AP: How can your friends help you in your search? Is the search as much intellectual as it is spiritual and personal?
AKA: Not only can a partner (friend) help in the search, a partner can be the search, can ultimately be the homeland. We know it immediately when we meet bits of our home. We know when we meet our kin and tribe.
AP: Is the search helped by the presence of a companion? Or is it best undertaken alone?
AKA: Every search is undertaken alone.
AP: What is the cure for this- is it complete immersion in the mundane routines of everyday life?
AKA: Complete immersion in the various tasks of everyday life (I shall not call them mundane because I feel they are exalted) is the only option to living. Anything else is subsiding. Anything else is idling astride life.
AP: Or is it best to plunge deep into the sea of 'non-tranquility' knowing that the only way to "restore harmony in the world" is through the "renewal of personal responsibility."
AKA: The sea of non-tranquility exists right here. And over there. Plunge into everything! Do what you are doing, but do it with deliberation. Harmony in the world will only come through harmony in the self. They are one in the same.
AP: And in that case, what might it look like?
AKA: It might look like a hammock. It might look like a bench. It might be yellow or blue. It might look like you with a ladle, making home where you go. It might look like me with wings. Home is a liquid thing and yet is a connected place, a place with texture, the pattern of which we know from having lived it so well. Home is the place where all the pieces of you float about intersecting all night. A place this complex and liquid can only exist in you. Home is what you carry about with you.
ASHOK PANIKKAR is a Bangalore based writer and conflict resolution professional.

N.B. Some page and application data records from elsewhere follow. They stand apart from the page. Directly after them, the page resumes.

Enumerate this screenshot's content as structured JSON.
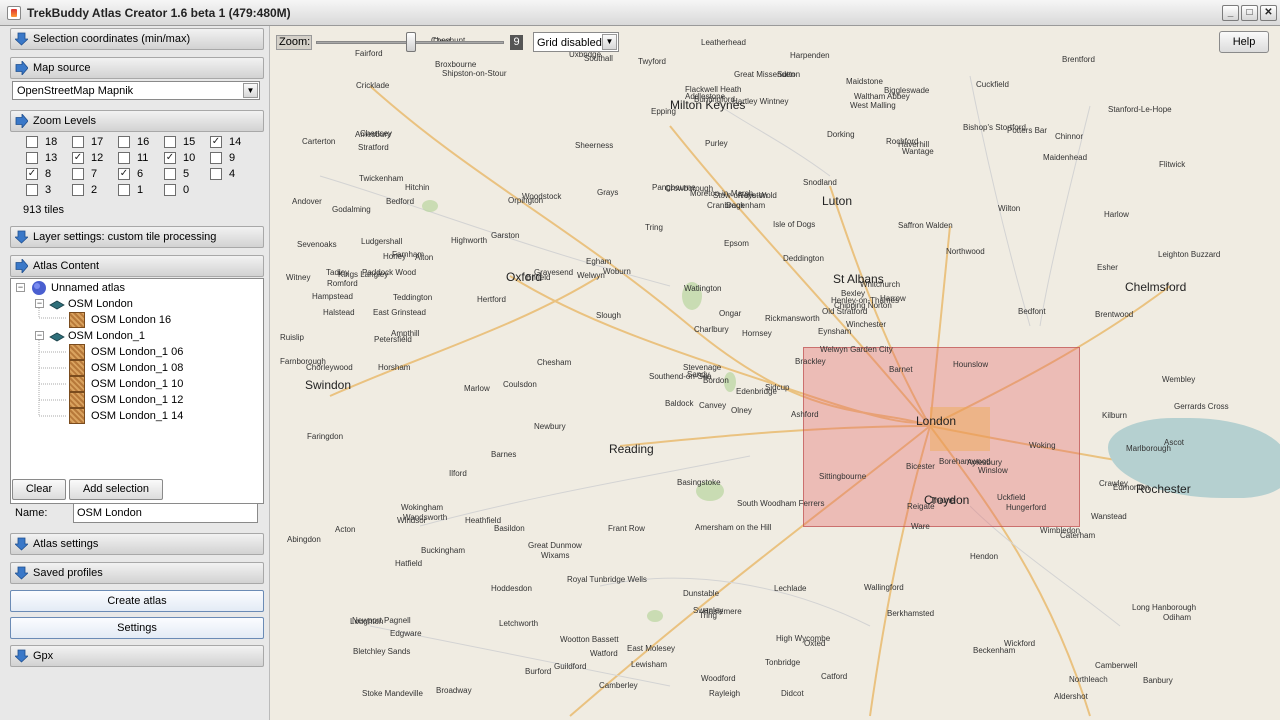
{
  "window": {
    "title": "TrekBuddy Atlas Creator 1.6 beta 1  (479:480M)"
  },
  "sections": {
    "selection_coords": "Selection coordinates (min/max)",
    "map_source": "Map source",
    "zoom_levels": "Zoom Levels",
    "layer_settings": "Layer settings: custom tile processing",
    "atlas_content": "Atlas Content",
    "atlas_settings": "Atlas settings",
    "saved_profiles": "Saved profiles",
    "gpx": "Gpx"
  },
  "map_source": {
    "selected": "OpenStreetMap Mapnik"
  },
  "zoom_levels": [
    {
      "level": "18",
      "checked": false
    },
    {
      "level": "17",
      "checked": false
    },
    {
      "level": "16",
      "checked": false
    },
    {
      "level": "15",
      "checked": false
    },
    {
      "level": "14",
      "checked": true
    },
    {
      "level": "13",
      "checked": false
    },
    {
      "level": "12",
      "checked": true
    },
    {
      "level": "11",
      "checked": false
    },
    {
      "level": "10",
      "checked": true
    },
    {
      "level": "9",
      "checked": false
    },
    {
      "level": "8",
      "checked": true
    },
    {
      "level": "7",
      "checked": false
    },
    {
      "level": "6",
      "checked": true
    },
    {
      "level": "5",
      "checked": false
    },
    {
      "level": "4",
      "checked": false
    },
    {
      "level": "3",
      "checked": false
    },
    {
      "level": "2",
      "checked": false
    },
    {
      "level": "1",
      "checked": false
    },
    {
      "level": "0",
      "checked": false
    }
  ],
  "tile_count": "913 tiles",
  "atlas_tree": {
    "root": "Unnamed atlas",
    "layer1": "OSM London",
    "layer1_maps": [
      "OSM London 16"
    ],
    "layer2": "OSM London_1",
    "layer2_maps": [
      "OSM London_1 06",
      "OSM London_1 08",
      "OSM London_1 10",
      "OSM London_1 12",
      "OSM London_1 14"
    ]
  },
  "buttons": {
    "clear": "Clear",
    "add_selection": "Add selection",
    "create_atlas": "Create atlas",
    "settings": "Settings",
    "help": "Help"
  },
  "name": {
    "label": "Name:",
    "value": "OSM London"
  },
  "map_controls": {
    "zoom_label": "Zoom:",
    "zoom_value": "9",
    "grid": "Grid disabled"
  },
  "map_places": {
    "big": [
      "London",
      "Reading",
      "Oxford",
      "Milton Keynes",
      "Luton",
      "St Albans",
      "Chelmsford",
      "Croydon",
      "Swindon",
      "Rochester"
    ],
    "towns": [
      "Olney",
      "Bedford",
      "Sandy",
      "Newport Pagnell",
      "Old Stratford",
      "Wixams",
      "Biggleswade",
      "Royston",
      "Haverhill",
      "Brackley",
      "Shipston-on-Stour",
      "Banbury",
      "Ampthill",
      "Flitwick",
      "Baldock",
      "Saffron Walden",
      "Broadway",
      "Moreton-in-Marsh",
      "Deddington",
      "Buckingham",
      "Woburn",
      "Bletchley Sands",
      "Letchworth",
      "Stow-on-the-Wold",
      "Chipping Norton",
      "Winslow",
      "Hitchin",
      "Buntingford",
      "Halstead",
      "Bicester",
      "Leighton Buzzard",
      "Stevenage",
      "Dunstable",
      "Charlbury",
      "Woodstock",
      "Bishop's Stortford",
      "Great Dunmow",
      "Northleach",
      "Long Hanborough",
      "Aylesbury",
      "Harpenden",
      "Welwyn",
      "Hertford",
      "Ware",
      "Burford",
      "Witney",
      "Eynsham",
      "Stoke Mandeville",
      "Tring",
      "Welwyn Garden City",
      "Hatfield",
      "Harlow",
      "Carterton",
      "Thame",
      "Berkhamsted",
      "Hoddesdon",
      "Broxbourne",
      "Fairford",
      "Lechlade",
      "Chinnor",
      "Great Missenden",
      "Chesham",
      "Kings Langley",
      "Garston",
      "Potters Bar",
      "Cheshunt",
      "Waltham Abbey",
      "Epping",
      "Ongar",
      "Abingdon",
      "Amersham on the Hill",
      "Watford",
      "Borehamwood",
      "Enfield",
      "Loughton",
      "Cricklade",
      "Highworth",
      "Faringdon",
      "Watlington",
      "High Wycombe",
      "Rickmansworth",
      "Edgware",
      "Barnet",
      "Edmonton",
      "Woodford",
      "Brentwood",
      "South Woodham Ferrers",
      "Wickford",
      "Didcot",
      "Wallingford",
      "Flackwell Heath",
      "Gerrards Cross",
      "Harrow",
      "Hendon",
      "Hornsey",
      "Wanstead",
      "Romford",
      "Rayleigh",
      "Rochford",
      "Wantage",
      "Marlow",
      "Uxbridge",
      "Wembley",
      "Hampstead",
      "Ilford",
      "Basildon",
      "Wootton Bassett",
      "Henley-on-Thames",
      "Maidenhead",
      "Slough",
      "Kilburn",
      "Stratford",
      "Dagenham",
      "Southend-on-Sea",
      "Southall",
      "Acton",
      "Canvey",
      "Stanford-Le-Hope",
      "Pangbourne",
      "Twyford",
      "Windsor",
      "Brentford",
      "Isle of Dogs",
      "Grays",
      "Hounslow",
      "Barnes",
      "Camberwell",
      "Lewisham",
      "Bedfont",
      "Twickenham",
      "Wandsworth",
      "Catford",
      "Gravesend",
      "Sheerness",
      "Marlborough",
      "Hungerford",
      "Newbury",
      "Wokingham",
      "Ascot",
      "Egham",
      "Ashford",
      "Teddington",
      "Wimbledon",
      "Sidcup",
      "Bexley",
      "Chertsey",
      "East Molesey",
      "Beckenham",
      "Swanley",
      "Addlestone",
      "Esher",
      "Orpington",
      "Tadley",
      "Camberley",
      "Woking",
      "Sutton",
      "Purley",
      "Epsom",
      "Coulsdon",
      "Snodland",
      "Sittingbourne",
      "Hartley Wintney",
      "Farnborough",
      "Leatherhead",
      "West Malling",
      "Ludgershall",
      "Basingstoke",
      "Odiham",
      "Fleet",
      "Aldershot",
      "Caterham",
      "Oxted",
      "Sevenoaks",
      "Maidstone",
      "Whitchurch",
      "Guildford",
      "Dorking",
      "Reigate",
      "Andover",
      "Farnham",
      "Godalming",
      "Edenbridge",
      "Tonbridge",
      "Paddock Wood",
      "Amesbury",
      "Alton",
      "Horley",
      "East Grinstead",
      "Royal Tunbridge Wells",
      "Bordon",
      "Crawley",
      "Frant Row",
      "Cranbrook",
      "Wilton",
      "Winchester",
      "Haslemere",
      "Horsham",
      "Crowborough",
      "Uckfield",
      "Heathfield",
      "Petersfield",
      "Cuckfield",
      "Tring",
      "Ruislip",
      "Northwood",
      "Chorleywood"
    ]
  }
}
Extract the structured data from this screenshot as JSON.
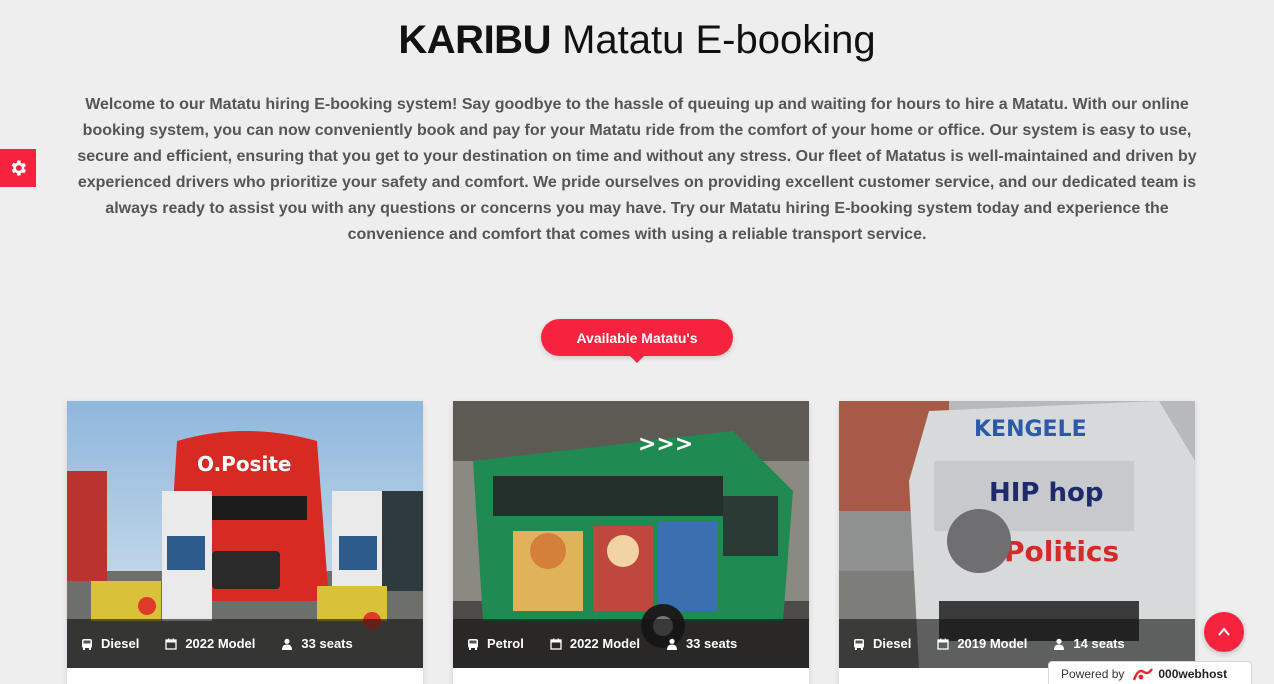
{
  "header": {
    "title_bold": "KARIBU",
    "title_light": "Matatu E-booking"
  },
  "intro": {
    "text": "Welcome to our Matatu hiring E-booking system! Say goodbye to the hassle of queuing up and waiting for hours to hire a Matatu. With our online booking system, you can now conveniently book and pay for your Matatu ride from the comfort of your home or office. Our system is easy to use, secure and efficient, ensuring that you get to your destination on time and without any stress. Our fleet of Matatus is well-maintained and driven by experienced drivers who prioritize your safety and comfort. We pride ourselves on providing excellent customer service, and our dedicated team is always ready to assist you with any questions or concerns you may have. Try our Matatu hiring E-booking system today and experience the convenience and comfort that comes with using a reliable transport service."
  },
  "section": {
    "label": "Available Matatu's"
  },
  "cards": [
    {
      "fuel": "Diesel",
      "model": "2022 Model",
      "seats": "33 seats"
    },
    {
      "fuel": "Petrol",
      "model": "2022 Model",
      "seats": "33 seats"
    },
    {
      "fuel": "Diesel",
      "model": "2019 Model",
      "seats": "14 seats"
    }
  ],
  "footer": {
    "powered_by": "Powered by",
    "host": "000webhost"
  },
  "colors": {
    "accent": "#f5233e",
    "background": "#efeeef",
    "text_muted": "#555555"
  },
  "icons": {
    "settings": "gear-icon",
    "scroll_top": "chevron-up-icon",
    "fuel": "bus-icon",
    "model": "calendar-icon",
    "seats": "user-icon"
  }
}
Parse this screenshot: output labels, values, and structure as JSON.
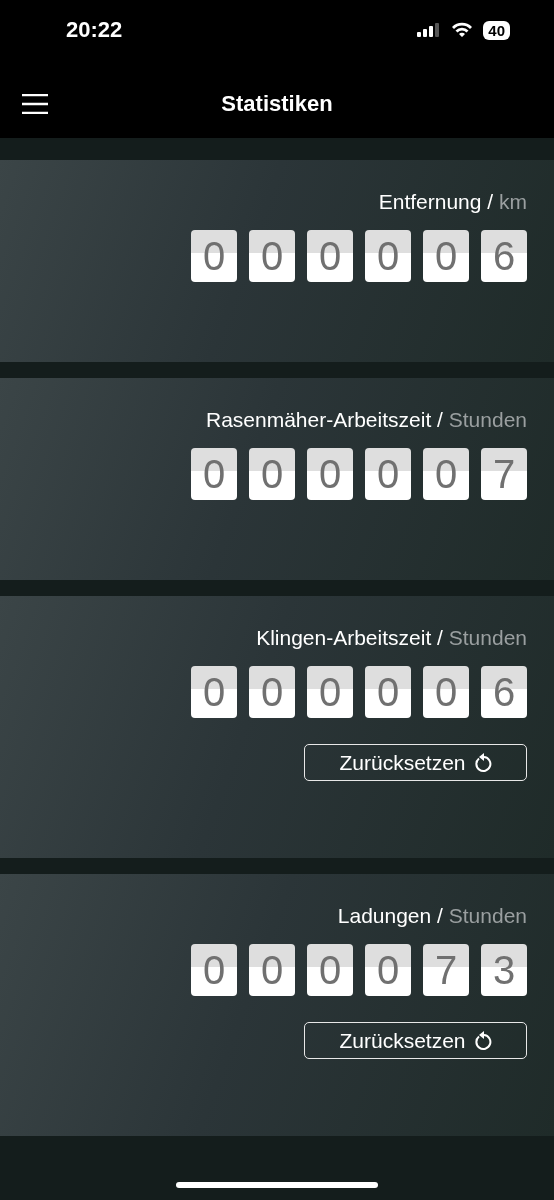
{
  "status_bar": {
    "time": "20:22",
    "battery": "40"
  },
  "header": {
    "title": "Statistiken"
  },
  "cards": [
    {
      "title": "Entfernung /",
      "unit": "km",
      "digits": [
        "0",
        "0",
        "0",
        "0",
        "0",
        "6"
      ]
    },
    {
      "title": "Rasenmäher-Arbeitszeit /",
      "unit": "Stunden",
      "digits": [
        "0",
        "0",
        "0",
        "0",
        "0",
        "7"
      ]
    },
    {
      "title": "Klingen-Arbeitszeit /",
      "unit": "Stunden",
      "digits": [
        "0",
        "0",
        "0",
        "0",
        "0",
        "6"
      ],
      "reset": "Zurücksetzen"
    },
    {
      "title": "Ladungen /",
      "unit": "Stunden",
      "digits": [
        "0",
        "0",
        "0",
        "0",
        "7",
        "3"
      ],
      "reset": "Zurücksetzen"
    }
  ]
}
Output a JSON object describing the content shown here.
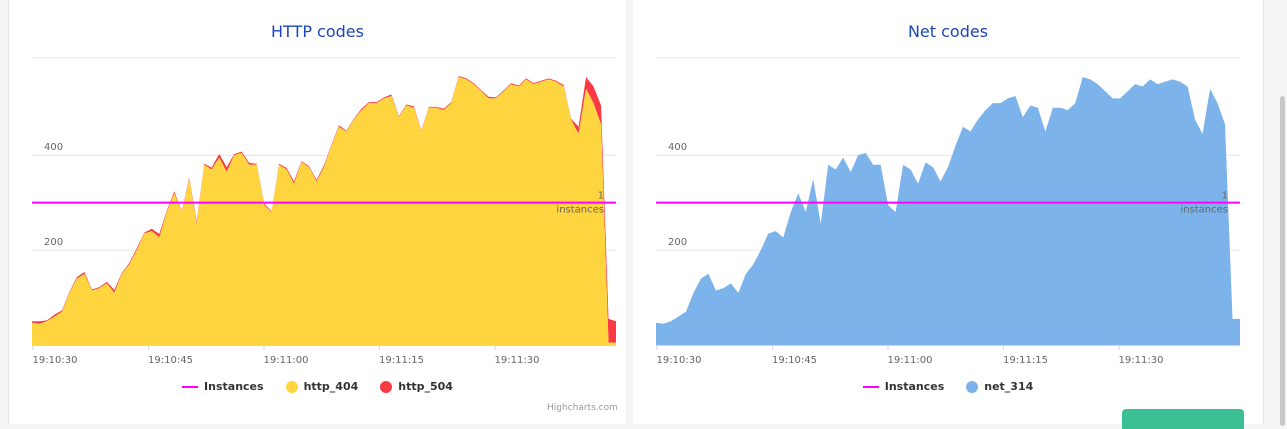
{
  "page": {
    "credits": "Highcharts.com",
    "colors": {
      "instances": "#ff00ff",
      "http_404": "#fed53e",
      "http_504": "#f93943",
      "net_314": "#7cb3ea",
      "title": "#1d47b6"
    }
  },
  "chart_data": [
    {
      "type": "area",
      "title": "HTTP codes",
      "stacked": true,
      "xlabel": "",
      "ylabel": "",
      "x_ticks": [
        "19:10:30",
        "19:10:45",
        "19:11:00",
        "19:11:15",
        "19:11:30"
      ],
      "y_ticks": [
        200,
        400
      ],
      "ylim": [
        0,
        605
      ],
      "grid": true,
      "legend_position": "bottom",
      "plot_line": {
        "name": "Instances",
        "value": 300,
        "label_value": "1",
        "label_unit": "instances"
      },
      "series": [
        {
          "name": "Instances",
          "kind": "line",
          "color": "#ff00ff"
        },
        {
          "name": "http_404",
          "kind": "area",
          "color": "#fed53e",
          "values": [
            47,
            45,
            50,
            60,
            70,
            110,
            140,
            150,
            115,
            120,
            130,
            110,
            150,
            170,
            200,
            235,
            240,
            227,
            280,
            320,
            280,
            350,
            255,
            380,
            370,
            395,
            365,
            400,
            405,
            380,
            380,
            295,
            280,
            380,
            370,
            340,
            385,
            375,
            345,
            375,
            420,
            460,
            450,
            475,
            495,
            510,
            510,
            520,
            525,
            480,
            505,
            500,
            450,
            500,
            500,
            495,
            510,
            565,
            560,
            550,
            535,
            520,
            520,
            535,
            550,
            545,
            560,
            550,
            555,
            560,
            555,
            545,
            475,
            445,
            540,
            510,
            465,
            5,
            5
          ]
        },
        {
          "name": "http_504",
          "kind": "area",
          "color": "#f93943",
          "values": [
            3,
            5,
            2,
            4,
            3,
            2,
            3,
            4,
            2,
            2,
            3,
            6,
            2,
            3,
            4,
            2,
            5,
            7,
            3,
            4,
            2,
            3,
            5,
            2,
            4,
            8,
            10,
            2,
            3,
            4,
            2,
            3,
            2,
            2,
            3,
            5,
            2,
            2,
            3,
            4,
            2,
            3,
            2,
            2,
            3,
            2,
            2,
            2,
            3,
            2,
            2,
            3,
            2,
            2,
            2,
            3,
            2,
            2,
            2,
            2,
            2,
            3,
            2,
            2,
            2,
            2,
            2,
            2,
            2,
            2,
            2,
            3,
            2,
            15,
            25,
            35,
            40,
            50,
            45
          ]
        }
      ],
      "x_start": 0,
      "x_end": 78
    },
    {
      "type": "area",
      "title": "Net codes",
      "xlabel": "",
      "ylabel": "",
      "x_ticks": [
        "19:10:30",
        "19:10:45",
        "19:11:00",
        "19:11:15",
        "19:11:30"
      ],
      "y_ticks": [
        200,
        400
      ],
      "ylim": [
        0,
        605
      ],
      "grid": true,
      "legend_position": "bottom",
      "plot_line": {
        "name": "Instances",
        "value": 300,
        "label_value": "1",
        "label_unit": "instances"
      },
      "series": [
        {
          "name": "Instances",
          "kind": "line",
          "color": "#ff00ff"
        },
        {
          "name": "net_314",
          "kind": "area",
          "color": "#7cb3ea",
          "values": [
            47,
            45,
            50,
            60,
            70,
            110,
            140,
            150,
            115,
            120,
            130,
            110,
            150,
            170,
            200,
            235,
            240,
            227,
            280,
            320,
            280,
            350,
            255,
            380,
            370,
            395,
            365,
            400,
            405,
            380,
            380,
            295,
            280,
            380,
            370,
            340,
            385,
            375,
            345,
            375,
            420,
            460,
            450,
            475,
            495,
            510,
            510,
            520,
            525,
            480,
            505,
            500,
            450,
            500,
            500,
            495,
            510,
            565,
            560,
            550,
            535,
            520,
            520,
            535,
            550,
            545,
            560,
            550,
            555,
            560,
            555,
            545,
            475,
            445,
            540,
            510,
            465,
            55,
            55
          ]
        }
      ],
      "x_start": 0,
      "x_end": 78
    }
  ]
}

He is founder and Principal Consultant of Meta-Culture: Center for Conflict Transformation and Dialogue.